This allows for the creation of different ideas so one person can begin to understand the other through a series of mental conflicts'; Simmel Another example of this would be the continued idea of always having to win. This theory goes beyond the initial prize, and illustrates an example of the structure of enactment.
Simmel describes this structure of enactment as the norms or customs given to a particular situation. Everyone has there own thoughts, which are then placed on a value system. Depending on the importance of an issue one might attend to something that is more meaningful.
Since this concept is not the same there is no immediate outcome to the problem. What this does entail is the way in which conflict forces social order, which allows for the identity of the person as long as the community.
Without this or these types of conflicts we would not be able to communicate with one another. Communication reflects our common unity and is logical for us to conform to an idea or concept that best supports our own.
Without competition and the need for conflict, we as a community would not exist. An article found in Newsweek 'Technology School Conflict'; describes a similar but distinct case of controversy in schools. This can be shown as an example of how rhetoric and conflict occurs almost illegitimately in our lives.
One way to establish this, as a social issue is to break it down and examine what the conflict really involves. This article talks about whether gifted children have the right to attend a public school outside their district, and if so where should the money for their tuition go.
The two parties involved are the parents of these children and the school board. The conflict in this case is whether something is right or wrong, otherwise known as the prize to be won.
This situation deals with more than just the boundaries of each district; it also ties into the beliefs of what is best for these children. Since this issue deals with children, who are not identified as being able to speak for themselves, it is very sensitive.
Most would agree that a gifted child should be able to reach their full potential and denying them of that would be unethical.

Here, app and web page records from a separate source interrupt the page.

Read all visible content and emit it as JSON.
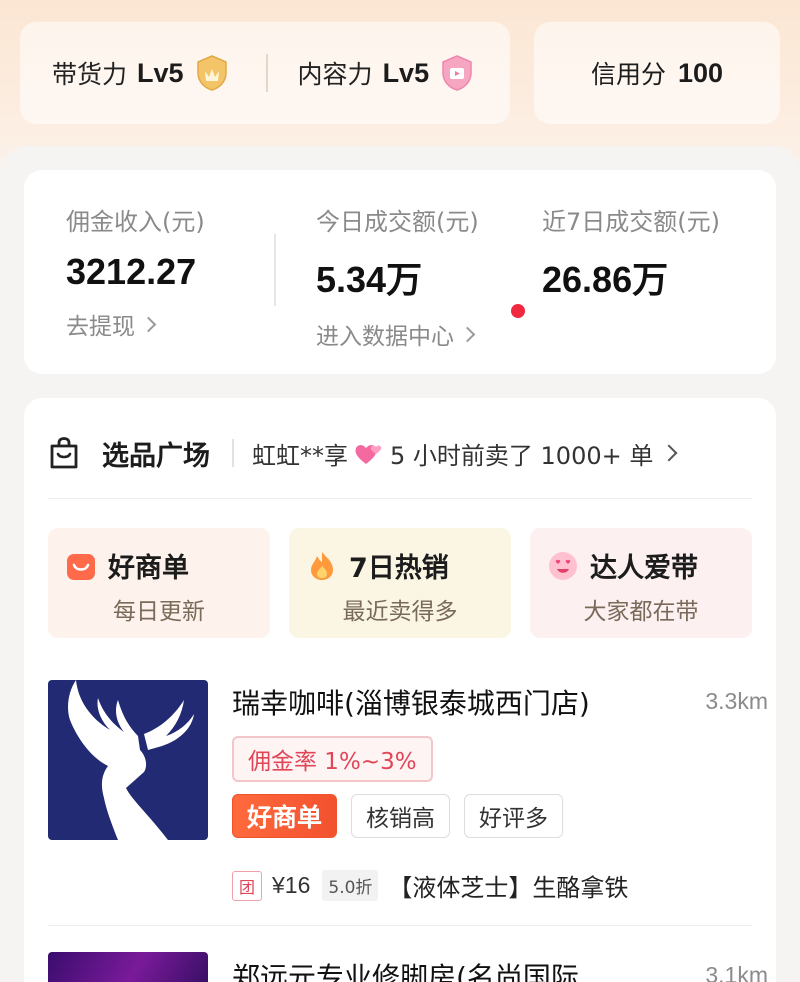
{
  "levels": {
    "sales_label": "带货力",
    "sales_value": "Lv5",
    "content_label": "内容力",
    "content_value": "Lv5",
    "credit_label": "信用分",
    "credit_value": "100"
  },
  "earnings": {
    "commission_title": "佣金收入(元)",
    "commission_value": "3212.27",
    "commission_link": "去提现",
    "today_title": "今日成交额(元)",
    "today_value": "5.34万",
    "today_link": "进入数据中心",
    "week_title": "近7日成交额(元)",
    "week_value": "26.86万"
  },
  "market": {
    "title": "选品广场",
    "ticker_user": "虹虹**享",
    "ticker_text": "5 小时前卖了 1000+ 单",
    "promos": [
      {
        "title": "好商单",
        "subtitle": "每日更新"
      },
      {
        "title": "7日热销",
        "subtitle": "最近卖得多"
      },
      {
        "title": "达人爱带",
        "subtitle": "大家都在带"
      }
    ]
  },
  "stores": [
    {
      "name": "瑞幸咖啡(淄博银泰城西门店)",
      "distance": "3.3km",
      "commission": "佣金率 1%~3%",
      "tags": [
        "好商单",
        "核销高",
        "好评多"
      ],
      "deal_badge": "团",
      "price": "¥16",
      "discount": "5.0折",
      "product": "【液体芝士】生酪拿铁"
    },
    {
      "name": "郑远元专业修脚房(名尚国际",
      "distance": "3.1km"
    }
  ],
  "colors": {
    "accent_red": "#f02840",
    "hot_tag": "#f2512e",
    "logo_blue": "#212a73"
  }
}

This idea of what is considered right is the structure of enactment, which is the way in which the community approaches this issue.Which two rhetoricians did not advocate for the split between rhetoric and philosophy?
the immediate social situation in which solutions to philosophical problems must be proposed; Socrates' version of this catalogs the kinds of human soul so that he can adapt his discourse toe whomever he addresses the relationship between the art of.
The relationship between argument and rhetoric Every act of communication attempts to persuade a particular audience to understand an idea or point of view put forth by the communicator. This introduction describes the project that generated the nine papers included in this special issue.
It discusses the project's overall goal – to examine the relationship between group rhetoric and terrorist violence using linguistic content analysis – . between the rule of law, social justice, the principle of impartiality and social cohesion in a post-conflict society by examining the problems of the social contract approach through communitarian and feminist critiques.
How this situation is illustrated is that rhetoric is the approach of the issue, the disagreement is the conflict, and the two arguments being expressed is the social interaction. Rhetoric is the way in which the conflict is explained while conflict is the difference of two or more opinions.
This course will cover the gamut from classical antiquity to the renaissance to the twentieth century, but will emphasize contemporary efforts to theorize the relationship between rhetoric and the visual as it is constituted .